Friends of IBS for

Ukranian Families

All families deserve a safe place to stay.

Since the war in Ukraine started 3.5 million refugees have been forced to flee their homes and seek safety in the western part of their country or abroad.

This effort of IBS Friends for Ukraine, in partnership with Keep a Child Alive foundation, has been set in motion to aid as many families as possible in the pursuit to find them a safe place to live.

All donations received so far have been carefully destined to worthy causes: we make sure the refugees are what they claim to be, we check the rental contracts or financing needs are real, we get in touch with landlords, real estate agents, relatives, providers.

We are the first supporters of our initiative, both hands on and financially, but we have so far deployed all funds collected: please help us provide more  families with lifesaving necessities, both in and out of Ukraine.

$ 1000
Raised so far
$ 1000
Funds deployed so far

100% of your donation to KCA goes directly to helping these unseen victims of war.

Natalia fled with her two children and her mother from resorting to the bomb shelter up to seven times a day and whose husband remained in Lviv to fight. They had been staying in Poland temporarily and flew to Italy where we provided accommodation in Como. Natalia is also our coordinator for help within the Ukraine, where many refugees from the eastern and central part of the country, who are unable to flee abroad, are gathering on the western borders.
Oksana managed to escape Kiev and join relatives in Northern Italy with her mother, aunt and young daughter, the men again staying behind to fight; we are providing accommodation in Ivrea, Piedmont.
Svitlana fled Kiev with her daughter, sister and niece, and found a home with friends near Barcelona, Spain; we are providing monthly support for food and medical help.
Olena, Yuliia and Diana
The three of them have found refuge in a small village on the Italian Riviera with four young children, for whom we are providing computers for home schooling.
Natalia, Inna, Nadiia, Ksenia and Daria
Three generations of the same family whom we are helping out with payments of rent in Sanremo on the Italian Riviera.
Four young refugees in Varese, who are in no need of financial support but for whose integrity we are guaranteeing.
Ira, Ksenia and Marko
Ira and Xania fled Odessa with little Marco, 5, and are trying to build up a peaceful lifespan working in the fashion and beauty sector in Como/MIlan until they can return home.
We helped Vladimir, a civil engineer who escaped Kharkiv with his family, including a disabled daughter, find a job on a construction site in Como, as well as adequate housing.
Tetiana and her two teenage children found a safe haven in Como from the horrors they witnessed in Kiev, which heavily impacted them both physically and mentally
We came across many other life paths and stories and tried to lend a helping hand and comforting word where possible, always encountering grateful people, positive outlooks, resilient personalities, strong willpower, incredible adaptability and resourcefulness.

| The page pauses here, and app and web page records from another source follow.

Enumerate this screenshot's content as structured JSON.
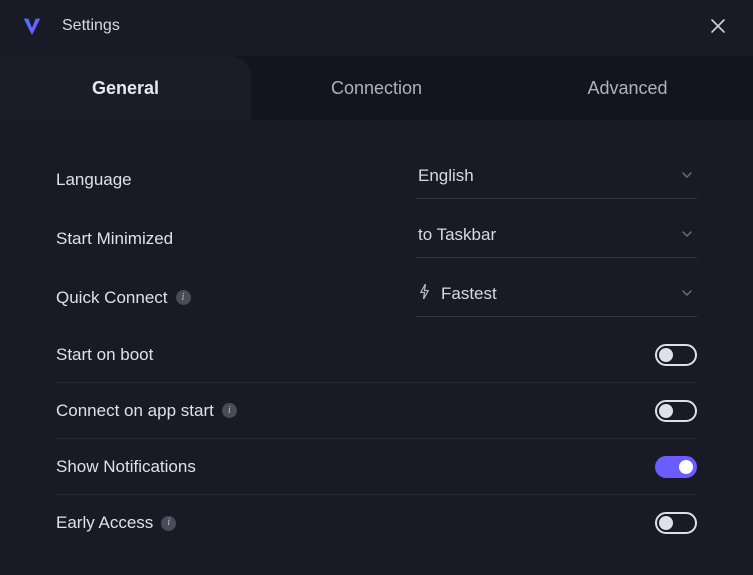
{
  "titlebar": {
    "title": "Settings"
  },
  "tabs": {
    "general": "General",
    "connection": "Connection",
    "advanced": "Advanced",
    "active": "general"
  },
  "settings": {
    "language": {
      "label": "Language",
      "value": "English"
    },
    "start_minimized": {
      "label": "Start Minimized",
      "value": "to Taskbar"
    },
    "quick_connect": {
      "label": "Quick Connect",
      "value": "Fastest"
    },
    "start_on_boot": {
      "label": "Start on boot",
      "on": false
    },
    "connect_on_start": {
      "label": "Connect on app start",
      "on": false
    },
    "show_notifications": {
      "label": "Show Notifications",
      "on": true
    },
    "early_access": {
      "label": "Early Access",
      "on": false
    }
  },
  "icons": {
    "app_logo": "app-logo",
    "close": "close-icon",
    "info": "info-icon",
    "chevron_down": "chevron-down-icon",
    "bolt": "bolt-icon"
  }
}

Thoughts from Ukraine.

What will war mean for us today? Fear, uncertainty, panic, pain, hatred, pride in being Ukrainian and for one’s country, great gratitude to the Armed Forces.

In the first days of the war there was fear and total uncertainty … In the first days of the war, only feelings of fear prevailed over all emotions. Feelings of complete uncertainty for the next day: if there will be bombs, if there will be sirens, if there will be tomorrow.

The siren roars at 2 am, and you wake up from this howl and feel the beating of your heart and the coldness of your body. You can clearly feel each of your tense muscles and brain fog, which works as if in slow motion. You don’t let go of your phone and browse all possible news feeds, scroll in panic that you might miss something. You panic for your fathers and brothers, that they might have to go to the hotspots of the hostilities.

You go crazy looking for bulletproof vests, helmets and weapons. You begin to understand the specifics of all military ammunition. At night, you learn how to use a gun.

After you recover from the amazement you start thinking that at least you can try to be useful. You ask yourself questions: what can I do, what can I do? In desperation you try to jump in somewhere and do something – send funds to purchase caps, uniforms, and other necessities; buy tickets and transfer the family of an unknown fighter across the country; give your phone to a friend who is already on the front line; set up a warehouse with the help of the soldiers, where vegetables from a farm can be delivered.

And all the time you are actively thinking about how to continue living.
On my parents’ farm, we have decided to start sowing seeds as planned, accumulated all the resources and started to do all the work. And this has brought great certainty and support into everyday life, it gives motivation and strength.

Anna, Lviv